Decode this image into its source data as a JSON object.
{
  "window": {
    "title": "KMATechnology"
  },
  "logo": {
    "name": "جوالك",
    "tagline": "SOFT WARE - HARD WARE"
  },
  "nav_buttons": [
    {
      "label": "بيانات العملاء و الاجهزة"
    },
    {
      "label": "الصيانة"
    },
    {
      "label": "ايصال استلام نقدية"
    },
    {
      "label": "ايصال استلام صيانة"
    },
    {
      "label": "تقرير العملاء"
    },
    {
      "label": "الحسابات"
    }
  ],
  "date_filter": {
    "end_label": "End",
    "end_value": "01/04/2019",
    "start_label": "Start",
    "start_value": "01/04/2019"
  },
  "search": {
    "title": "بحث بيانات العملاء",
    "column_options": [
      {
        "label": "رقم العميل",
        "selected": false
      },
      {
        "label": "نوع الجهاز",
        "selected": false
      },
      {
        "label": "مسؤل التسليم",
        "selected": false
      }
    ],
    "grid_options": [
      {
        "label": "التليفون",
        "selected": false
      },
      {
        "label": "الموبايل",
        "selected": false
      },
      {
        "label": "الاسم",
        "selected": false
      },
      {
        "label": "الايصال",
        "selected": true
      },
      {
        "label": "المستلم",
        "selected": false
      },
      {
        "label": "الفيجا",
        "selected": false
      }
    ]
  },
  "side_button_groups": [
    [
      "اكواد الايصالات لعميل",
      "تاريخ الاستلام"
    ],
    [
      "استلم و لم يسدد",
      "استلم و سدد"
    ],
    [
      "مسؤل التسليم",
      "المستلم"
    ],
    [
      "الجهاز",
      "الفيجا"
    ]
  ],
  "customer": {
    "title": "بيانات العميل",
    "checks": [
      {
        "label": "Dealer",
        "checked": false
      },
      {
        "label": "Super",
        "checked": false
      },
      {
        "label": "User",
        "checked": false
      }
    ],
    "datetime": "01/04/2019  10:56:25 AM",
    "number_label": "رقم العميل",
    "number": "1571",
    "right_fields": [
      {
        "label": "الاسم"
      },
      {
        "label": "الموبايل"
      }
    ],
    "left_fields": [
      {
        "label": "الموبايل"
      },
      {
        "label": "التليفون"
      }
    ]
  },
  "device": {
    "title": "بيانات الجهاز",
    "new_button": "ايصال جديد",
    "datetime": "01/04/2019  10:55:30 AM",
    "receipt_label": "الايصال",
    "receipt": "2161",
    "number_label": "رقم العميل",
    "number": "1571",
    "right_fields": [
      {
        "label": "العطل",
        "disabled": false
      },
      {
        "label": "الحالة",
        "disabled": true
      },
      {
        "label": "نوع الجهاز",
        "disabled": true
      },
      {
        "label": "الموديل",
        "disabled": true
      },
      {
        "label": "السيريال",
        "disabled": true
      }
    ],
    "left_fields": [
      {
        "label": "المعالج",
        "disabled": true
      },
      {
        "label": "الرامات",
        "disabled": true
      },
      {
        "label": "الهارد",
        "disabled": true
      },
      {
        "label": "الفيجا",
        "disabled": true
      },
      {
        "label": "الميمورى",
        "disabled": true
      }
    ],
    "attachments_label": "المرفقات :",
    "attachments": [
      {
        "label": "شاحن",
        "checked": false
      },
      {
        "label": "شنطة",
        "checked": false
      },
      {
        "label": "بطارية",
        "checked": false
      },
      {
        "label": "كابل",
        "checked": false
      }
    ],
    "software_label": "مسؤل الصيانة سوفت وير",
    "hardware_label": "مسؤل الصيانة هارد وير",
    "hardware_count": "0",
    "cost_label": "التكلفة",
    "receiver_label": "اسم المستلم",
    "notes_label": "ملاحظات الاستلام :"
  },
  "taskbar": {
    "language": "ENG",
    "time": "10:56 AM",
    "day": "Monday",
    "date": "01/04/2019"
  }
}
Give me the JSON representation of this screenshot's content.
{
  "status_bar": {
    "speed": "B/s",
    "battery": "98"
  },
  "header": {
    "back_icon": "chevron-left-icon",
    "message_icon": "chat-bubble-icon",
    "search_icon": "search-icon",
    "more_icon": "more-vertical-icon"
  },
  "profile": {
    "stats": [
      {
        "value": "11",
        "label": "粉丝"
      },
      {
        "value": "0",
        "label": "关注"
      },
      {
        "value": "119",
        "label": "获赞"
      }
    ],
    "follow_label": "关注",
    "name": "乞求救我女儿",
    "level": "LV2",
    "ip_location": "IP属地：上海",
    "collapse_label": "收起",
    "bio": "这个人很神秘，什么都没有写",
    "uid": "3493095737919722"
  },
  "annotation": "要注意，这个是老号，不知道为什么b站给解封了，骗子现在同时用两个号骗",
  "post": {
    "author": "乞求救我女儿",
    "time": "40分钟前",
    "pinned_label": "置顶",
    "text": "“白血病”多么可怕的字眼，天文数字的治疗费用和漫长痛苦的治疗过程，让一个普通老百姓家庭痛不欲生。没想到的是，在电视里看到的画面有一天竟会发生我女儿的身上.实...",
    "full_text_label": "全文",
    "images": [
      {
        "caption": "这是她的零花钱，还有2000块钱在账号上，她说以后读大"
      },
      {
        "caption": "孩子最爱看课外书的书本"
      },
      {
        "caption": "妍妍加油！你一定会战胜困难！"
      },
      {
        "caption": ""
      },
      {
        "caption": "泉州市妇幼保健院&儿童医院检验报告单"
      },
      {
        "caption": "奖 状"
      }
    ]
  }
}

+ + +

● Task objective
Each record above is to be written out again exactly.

● Reply
Decode this image into its source data as a JSON object.
{
  "window": {
    "title": "KMATechnology"
  },
  "logo": {
    "name": "جوالك",
    "tagline": "SOFT WARE - HARD WARE"
  },
  "nav_buttons": [
    {
      "label": "بيانات العملاء و الاجهزة"
    },
    {
      "label": "الصيانة"
    },
    {
      "label": "ايصال استلام نقدية"
    },
    {
      "label": "ايصال استلام صيانة"
    },
    {
      "label": "تقرير العملاء"
    },
    {
      "label": "الحسابات"
    }
  ],
  "date_filter": {
    "end_label": "End",
    "end_value": "01/04/2019",
    "start_label": "Start",
    "start_value": "01/04/2019"
  },
  "search": {
    "title": "بحث بيانات العملاء",
    "column_options": [
      {
        "label": "رقم العميل",
        "selected": false
      },
      {
        "label": "نوع الجهاز",
        "selected": false
      },
      {
        "label": "مسؤل التسليم",
        "selected": false
      }
    ],
    "grid_options": [
      {
        "label": "التليفون",
        "selected": false
      },
      {
        "label": "الموبايل",
        "selected": false
      },
      {
        "label": "الاسم",
        "selected": false
      },
      {
        "label": "الايصال",
        "selected": true
      },
      {
        "label": "المستلم",
        "selected": false
      },
      {
        "label": "الفيجا",
        "selected": false
      }
    ]
  },
  "side_button_groups": [
    [
      "اكواد الايصالات لعميل",
      "تاريخ الاستلام"
    ],
    [
      "استلم و لم يسدد",
      "استلم و سدد"
    ],
    [
      "مسؤل التسليم",
      "المستلم"
    ],
    [
      "الجهاز",
      "الفيجا"
    ]
  ],
  "customer": {
    "title": "بيانات العميل",
    "checks": [
      {
        "label": "Dealer",
        "checked": false
      },
      {
        "label": "Super",
        "checked": false
      },
      {
        "label": "User",
        "checked": false
      }
    ],
    "datetime": "01/04/2019  10:56:25 AM",
    "number_label": "رقم العميل",
    "number": "1571",
    "right_fields": [
      {
        "label": "الاسم"
      },
      {
        "label": "الموبايل"
      }
    ],
    "left_fields": [
      {
        "label": "الموبايل"
      },
      {
        "label": "التليفون"
      }
    ]
  },
  "device": {
    "title": "بيانات الجهاز",
    "new_button": "ايصال جديد",
    "datetime": "01/04/2019  10:55:30 AM",
    "receipt_label": "الايصال",
    "receipt": "2161",
    "number_label": "رقم العميل",
    "number": "1571",
    "right_fields": [
      {
        "label": "العطل",
        "disabled": false
      },
      {
        "label": "الحالة",
        "disabled": true
      },
      {
        "label": "نوع الجهاز",
        "disabled": true
      },
      {
        "label": "الموديل",
        "disabled": true
      },
      {
        "label": "السيريال",
        "disabled": true
      }
    ],
    "left_fields": [
      {
        "label": "المعالج",
        "disabled": true
      },
      {
        "label": "الرامات",
        "disabled": true
      },
      {
        "label": "الهارد",
        "disabled": true
      },
      {
        "label": "الفيجا",
        "disabled": true
      },
      {
        "label": "الميمورى",
        "disabled": true
      }
    ],
    "attachments_label": "المرفقات :",
    "attachments": [
      {
        "label": "شاحن",
        "checked": false
      },
      {
        "label": "شنطة",
        "checked": false
      },
      {
        "label": "بطارية",
        "checked": false
      },
      {
        "label": "كابل",
        "checked": false
      }
    ],
    "software_label": "مسؤل الصيانة سوفت وير",
    "hardware_label": "مسؤل الصيانة هارد وير",
    "hardware_count": "0",
    "cost_label": "التكلفة",
    "receiver_label": "اسم المستلم",
    "notes_label": "ملاحظات الاستلام :"
  },
  "taskbar": {
    "language": "ENG",
    "time": "10:56 AM",
    "day": "Monday",
    "date": "01/04/2019"
  }
}
Give me the JSON representation of this screenshot's content.
{
  "status_bar": {
    "speed": "B/s",
    "battery": "98"
  },
  "header": {
    "back_icon": "chevron-left-icon",
    "message_icon": "chat-bubble-icon",
    "search_icon": "search-icon",
    "more_icon": "more-vertical-icon"
  },
  "profile": {
    "stats": [
      {
        "value": "11",
        "label": "粉丝"
      },
      {
        "value": "0",
        "label": "关注"
      },
      {
        "value": "119",
        "label": "获赞"
      }
    ],
    "follow_label": "关注",
    "name": "乞求救我女儿",
    "level": "LV2",
    "ip_location": "IP属地：上海",
    "collapse_label": "收起",
    "bio": "这个人很神秘，什么都没有写",
    "uid": "3493095737919722"
  },
  "annotation": "要注意，这个是老号，不知道为什么b站给解封了，骗子现在同时用两个号骗",
  "post": {
    "author": "乞求救我女儿",
    "time": "40分钟前",
    "pinned_label": "置顶",
    "text": "“白血病”多么可怕的字眼，天文数字的治疗费用和漫长痛苦的治疗过程，让一个普通老百姓家庭痛不欲生。没想到的是，在电视里看到的画面有一天竟会发生我女儿的身上.实...",
    "full_text_label": "全文",
    "images": [
      {
        "caption": "这是她的零花钱，还有2000块钱在账号上，她说以后读大"
      },
      {
        "caption": "孩子最爱看课外书的书本"
      },
      {
        "caption": "妍妍加油！你一定会战胜困难！"
      },
      {
        "caption": ""
      },
      {
        "caption": "泉州市妇幼保健院&儿童医院检验报告单"
      },
      {
        "caption": "奖 状"
      }
    ]
  }
}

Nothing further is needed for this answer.